• Directions for this task: Using the listing below, show all lines that hold the word "JSON".

• Supplied material:

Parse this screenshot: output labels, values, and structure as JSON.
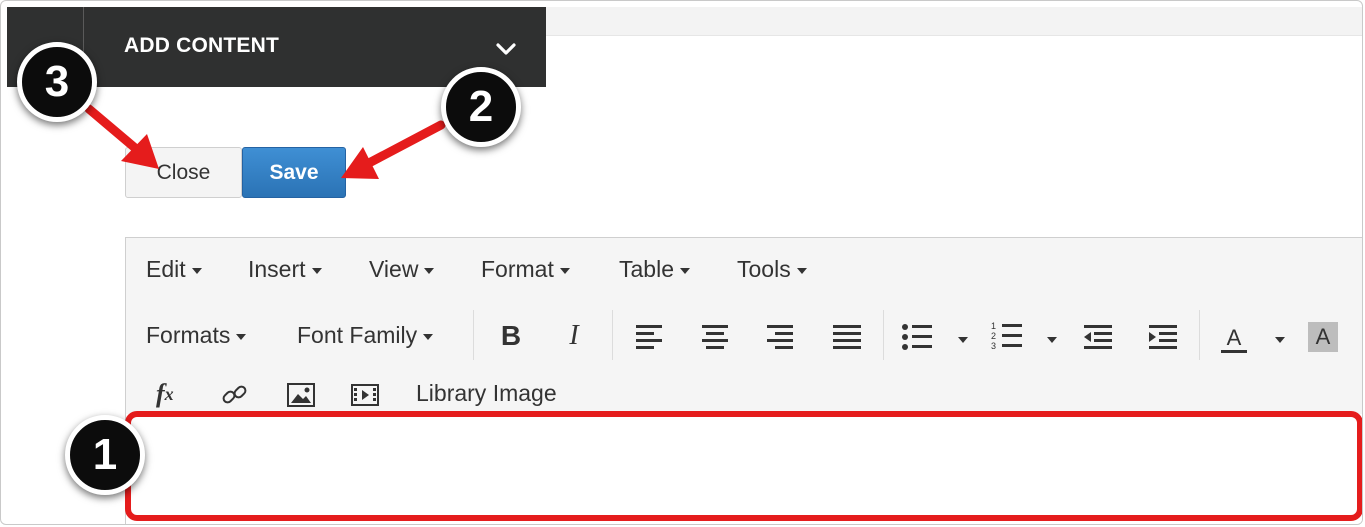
{
  "header": {
    "title": "ADD CONTENT",
    "collapse_icon": "chevron-down-icon"
  },
  "actions": {
    "close_label": "Close",
    "save_label": "Save"
  },
  "editor": {
    "menubar": [
      {
        "label": "Edit"
      },
      {
        "label": "Insert"
      },
      {
        "label": "View"
      },
      {
        "label": "Format"
      },
      {
        "label": "Table"
      },
      {
        "label": "Tools"
      }
    ],
    "toolbar": {
      "formats_label": "Formats",
      "font_family_label": "Font Family",
      "bold_label": "B",
      "italic_label": "I",
      "text_color_label": "A",
      "bg_color_label": "A",
      "library_image_label": "Library Image"
    },
    "icons": [
      "align-left-icon",
      "align-center-icon",
      "align-right-icon",
      "align-justify-icon",
      "bullet-list-icon",
      "numbered-list-icon",
      "outdent-icon",
      "indent-icon",
      "formula-icon",
      "link-icon",
      "image-icon",
      "media-icon"
    ]
  },
  "callouts": {
    "one": "1",
    "two": "2",
    "three": "3"
  },
  "colors": {
    "accent_red": "#e51c1c",
    "save_blue": "#2b73b5",
    "header_dark": "#2f3030"
  }
}
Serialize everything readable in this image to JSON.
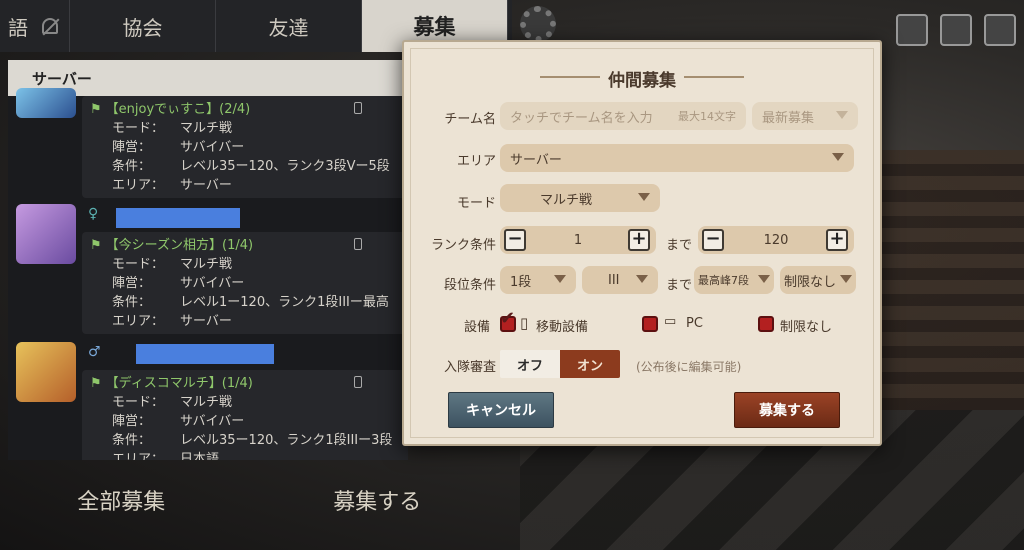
{
  "tabs": {
    "lang": "語",
    "items": [
      {
        "label": "協会"
      },
      {
        "label": "友達"
      },
      {
        "label": "募集"
      }
    ]
  },
  "panel": {
    "server_label": "サーバー",
    "entries": [
      {
        "title": "【enjoyでぃすこ】(2/4)",
        "mode_key": "モード：",
        "mode": "マルチ戦",
        "camp_key": "陣営：",
        "camp": "サバイバー",
        "cond_key": "条件：",
        "cond": "レベル35ー120、ランク3段Vー5段",
        "area_key": "エリア：",
        "area": "サーバー"
      },
      {
        "title": "【今シーズン相方】(1/4)",
        "mode_key": "モード：",
        "mode": "マルチ戦",
        "camp_key": "陣営：",
        "camp": "サバイバー",
        "cond_key": "条件：",
        "cond": "レベル1ー120、ランク1段IIIー最高",
        "area_key": "エリア：",
        "area": "サーバー"
      },
      {
        "title": "【ディスコマルチ】(1/4)",
        "mode_key": "モード：",
        "mode": "マルチ戦",
        "camp_key": "陣営：",
        "camp": "サバイバー",
        "cond_key": "条件：",
        "cond": "レベル35ー120、ランク1段IIIー3段",
        "area_key": "エリア：",
        "area": "日本語"
      }
    ]
  },
  "bottom": {
    "all_label": "全部募集",
    "recruit_label": "募集する"
  },
  "modal": {
    "title": "仲間募集",
    "team_label": "チーム名",
    "team_placeholder": "タッチでチーム名を入力",
    "team_limit": "最大14文字",
    "latest": "最新募集",
    "area_label": "エリア",
    "area_value": "サーバー",
    "mode_label": "モード",
    "mode_value": "マルチ戦",
    "rank_label": "ランク条件",
    "rank_min": "1",
    "rank_to": "まで",
    "rank_max": "120",
    "tier_label": "段位条件",
    "tier_min": "1段",
    "tier_sub": "III",
    "tier_to": "まで",
    "tier_max": "最高峰7段",
    "tier_limit": "制限なし",
    "device_label": "設備",
    "dev_mobile": "移動設備",
    "dev_pc": "PC",
    "dev_none": "制限なし",
    "review_label": "入隊審査",
    "review_off": "オフ",
    "review_on": "オン",
    "review_note": "(公布後に編集可能)",
    "cancel": "キャンセル",
    "submit": "募集する"
  }
}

• Task solution:
Parse this screenshot: output labels, values, and structure as JSON.
Serialize everything readable in this image to JSON.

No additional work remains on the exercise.